Most who don their green shirts and down their green beers in celebration of their Irish heritage have no knowledge of the actual St. Patrick they celebrate was not Irish. Patrick was actually a Briton, captured by Irish pirates when he was only 16, and sold into slavery in Ireland. There he labored as a herder of cattle for 6 years until one night, through a dream, he was urged to escape. He got up before dawn and made his way to the coast and at the age of 22, found a boat that took him to Gaul. During his years of slavery in Ireland, he had converted to Christ on the the basis of what he had learned as a boy. From the age of 22 to 48, Patrick traveled and learned and served. Eventually, he became a priest but at the age of 48 (already past the life-expectancy of the fifth century), he had another dream, calling him back to Ireland.

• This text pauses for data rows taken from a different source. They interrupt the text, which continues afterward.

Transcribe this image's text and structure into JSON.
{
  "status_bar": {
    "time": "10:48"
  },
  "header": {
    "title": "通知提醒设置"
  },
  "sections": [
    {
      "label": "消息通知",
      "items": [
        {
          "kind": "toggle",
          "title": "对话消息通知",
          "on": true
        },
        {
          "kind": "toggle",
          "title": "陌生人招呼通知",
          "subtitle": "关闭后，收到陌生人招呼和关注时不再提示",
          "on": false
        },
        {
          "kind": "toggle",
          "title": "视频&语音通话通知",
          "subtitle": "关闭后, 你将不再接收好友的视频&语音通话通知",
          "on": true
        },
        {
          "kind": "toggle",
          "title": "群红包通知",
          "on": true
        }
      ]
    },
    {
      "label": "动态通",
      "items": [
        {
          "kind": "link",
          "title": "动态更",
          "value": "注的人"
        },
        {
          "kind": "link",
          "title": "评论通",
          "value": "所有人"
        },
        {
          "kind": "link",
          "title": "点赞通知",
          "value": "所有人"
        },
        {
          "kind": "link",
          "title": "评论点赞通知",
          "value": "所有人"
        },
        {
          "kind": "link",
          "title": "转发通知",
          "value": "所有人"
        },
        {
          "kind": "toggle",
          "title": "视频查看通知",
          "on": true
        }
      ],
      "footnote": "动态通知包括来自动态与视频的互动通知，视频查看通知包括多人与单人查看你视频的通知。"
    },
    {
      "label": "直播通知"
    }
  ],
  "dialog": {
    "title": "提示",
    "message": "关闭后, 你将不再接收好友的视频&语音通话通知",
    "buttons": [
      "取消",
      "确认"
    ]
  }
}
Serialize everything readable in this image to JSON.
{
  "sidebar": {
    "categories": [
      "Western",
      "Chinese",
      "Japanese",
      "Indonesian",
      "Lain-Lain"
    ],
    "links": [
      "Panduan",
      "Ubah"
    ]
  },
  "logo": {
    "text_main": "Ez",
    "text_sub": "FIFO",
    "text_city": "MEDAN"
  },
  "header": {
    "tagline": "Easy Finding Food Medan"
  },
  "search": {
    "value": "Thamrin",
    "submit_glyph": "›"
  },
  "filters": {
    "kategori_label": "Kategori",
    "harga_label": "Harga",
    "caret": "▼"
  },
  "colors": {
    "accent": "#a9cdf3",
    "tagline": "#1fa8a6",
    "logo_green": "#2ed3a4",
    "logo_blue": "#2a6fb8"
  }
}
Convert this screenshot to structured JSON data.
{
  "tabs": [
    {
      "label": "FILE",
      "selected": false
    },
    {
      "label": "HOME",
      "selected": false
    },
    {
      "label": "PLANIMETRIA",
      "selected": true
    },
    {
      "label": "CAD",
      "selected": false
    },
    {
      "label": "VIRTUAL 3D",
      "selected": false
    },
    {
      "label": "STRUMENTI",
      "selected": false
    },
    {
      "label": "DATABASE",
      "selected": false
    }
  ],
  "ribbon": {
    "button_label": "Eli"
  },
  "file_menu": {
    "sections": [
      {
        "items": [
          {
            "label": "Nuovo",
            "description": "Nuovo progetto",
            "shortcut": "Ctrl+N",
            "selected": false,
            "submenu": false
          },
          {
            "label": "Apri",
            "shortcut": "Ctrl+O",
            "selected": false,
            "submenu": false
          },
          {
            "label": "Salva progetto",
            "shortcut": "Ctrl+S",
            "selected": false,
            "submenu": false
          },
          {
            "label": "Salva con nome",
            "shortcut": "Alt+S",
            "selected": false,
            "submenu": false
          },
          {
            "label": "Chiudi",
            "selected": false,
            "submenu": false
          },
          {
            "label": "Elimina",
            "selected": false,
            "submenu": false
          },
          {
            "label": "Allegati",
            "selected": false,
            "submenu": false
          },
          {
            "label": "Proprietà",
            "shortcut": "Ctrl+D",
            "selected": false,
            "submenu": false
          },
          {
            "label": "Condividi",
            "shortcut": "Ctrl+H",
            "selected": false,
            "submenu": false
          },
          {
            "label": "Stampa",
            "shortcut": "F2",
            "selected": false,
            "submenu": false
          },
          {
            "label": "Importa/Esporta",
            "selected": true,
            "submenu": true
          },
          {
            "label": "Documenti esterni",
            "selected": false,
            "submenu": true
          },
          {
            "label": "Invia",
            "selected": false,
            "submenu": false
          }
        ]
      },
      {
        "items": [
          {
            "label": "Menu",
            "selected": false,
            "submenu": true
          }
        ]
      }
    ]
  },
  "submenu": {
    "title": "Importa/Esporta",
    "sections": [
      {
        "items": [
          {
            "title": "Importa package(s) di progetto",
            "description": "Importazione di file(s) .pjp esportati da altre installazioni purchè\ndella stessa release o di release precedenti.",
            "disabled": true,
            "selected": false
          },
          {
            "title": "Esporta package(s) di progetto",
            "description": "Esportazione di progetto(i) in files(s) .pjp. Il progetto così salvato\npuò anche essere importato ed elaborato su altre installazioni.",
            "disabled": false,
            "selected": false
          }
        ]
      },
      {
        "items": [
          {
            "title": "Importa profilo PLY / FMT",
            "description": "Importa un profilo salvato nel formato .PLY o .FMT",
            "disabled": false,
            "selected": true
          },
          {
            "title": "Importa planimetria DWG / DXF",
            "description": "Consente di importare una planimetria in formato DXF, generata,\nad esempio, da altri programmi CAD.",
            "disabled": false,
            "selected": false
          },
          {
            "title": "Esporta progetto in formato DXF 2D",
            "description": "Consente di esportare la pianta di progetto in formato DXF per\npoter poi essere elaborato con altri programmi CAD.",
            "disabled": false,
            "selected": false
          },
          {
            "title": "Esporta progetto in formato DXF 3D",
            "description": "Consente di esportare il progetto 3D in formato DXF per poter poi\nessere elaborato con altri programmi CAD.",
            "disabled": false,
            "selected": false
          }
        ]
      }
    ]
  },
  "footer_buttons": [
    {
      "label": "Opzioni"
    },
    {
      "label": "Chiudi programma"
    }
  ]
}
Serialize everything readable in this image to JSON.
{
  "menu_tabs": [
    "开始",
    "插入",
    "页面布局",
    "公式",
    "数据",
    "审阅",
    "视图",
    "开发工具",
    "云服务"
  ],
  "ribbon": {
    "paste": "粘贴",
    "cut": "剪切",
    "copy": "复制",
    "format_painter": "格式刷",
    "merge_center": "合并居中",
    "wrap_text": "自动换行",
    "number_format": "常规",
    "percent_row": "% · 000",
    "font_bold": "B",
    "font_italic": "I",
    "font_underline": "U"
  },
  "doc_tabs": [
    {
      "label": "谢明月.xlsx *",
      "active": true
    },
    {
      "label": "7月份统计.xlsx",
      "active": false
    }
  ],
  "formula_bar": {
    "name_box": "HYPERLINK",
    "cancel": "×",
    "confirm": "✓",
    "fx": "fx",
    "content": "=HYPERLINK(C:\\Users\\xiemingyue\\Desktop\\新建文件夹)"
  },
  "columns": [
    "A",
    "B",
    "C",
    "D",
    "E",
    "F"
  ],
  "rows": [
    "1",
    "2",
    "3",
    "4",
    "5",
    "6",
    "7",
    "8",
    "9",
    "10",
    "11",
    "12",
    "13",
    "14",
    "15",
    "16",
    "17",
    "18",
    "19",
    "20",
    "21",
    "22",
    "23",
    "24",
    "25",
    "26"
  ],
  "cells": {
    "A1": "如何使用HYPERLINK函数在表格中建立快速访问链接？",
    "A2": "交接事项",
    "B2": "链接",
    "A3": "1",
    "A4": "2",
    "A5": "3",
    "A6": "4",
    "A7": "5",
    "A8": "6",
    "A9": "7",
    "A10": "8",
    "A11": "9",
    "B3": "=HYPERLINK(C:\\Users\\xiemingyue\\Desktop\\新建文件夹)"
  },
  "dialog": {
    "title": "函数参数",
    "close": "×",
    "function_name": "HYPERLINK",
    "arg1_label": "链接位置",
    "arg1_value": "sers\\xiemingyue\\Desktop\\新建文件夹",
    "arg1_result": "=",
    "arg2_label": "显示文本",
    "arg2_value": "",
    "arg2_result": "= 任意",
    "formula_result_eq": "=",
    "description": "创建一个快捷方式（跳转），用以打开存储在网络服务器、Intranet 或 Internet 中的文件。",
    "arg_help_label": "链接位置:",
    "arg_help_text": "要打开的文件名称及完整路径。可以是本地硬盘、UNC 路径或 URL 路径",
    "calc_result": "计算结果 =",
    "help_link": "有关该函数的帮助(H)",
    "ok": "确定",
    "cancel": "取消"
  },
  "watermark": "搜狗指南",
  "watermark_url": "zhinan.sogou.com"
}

The church at that time had largely written off the Irish as barbarians and no mission to Ireland existed. Patrick asked to be sent. And so he was commissioned as a bishop and sent to Ireland to evangelize the barbaric Irish. During his 6 years of his slavery, he had come to understand their language and their culture and the belief system. And, he had learned to love them. By the time he returned the 150 or more different tribes of the island all spoke the same language. The way had been prepared. The servant of Christ had been sent and Patrick moved into his most productive years of ministry.
“There is no shortcut to understanding the people. When you understand the people, you will often know what to say and do, and how. When people know that the Christians understand them, they infer that maybe the High God understands them too.”
The Celtic Way of Evangelism: How Christianity Can Reach the West . . . Again
George G. Hunter III, (p. 20)
Patrick had stumbled, by the sovereign grace of God, into a basic principle of a good cultural apologetic: know the people to whom you are sent. If we are to reach the people of the post-modern, relativistic, feelings-trump-reason, socialist-leaning, entitled, aggrieved, victimized, religiously skeptical, information obsessed peoples who are our neighbors, we have to get to know them. We have to ask questions. We have to be interested in them. And we have to ask God to do in us what he did in Patrick heart. We have to ask him to help us love them and be willing to leave our comfort to love them even better.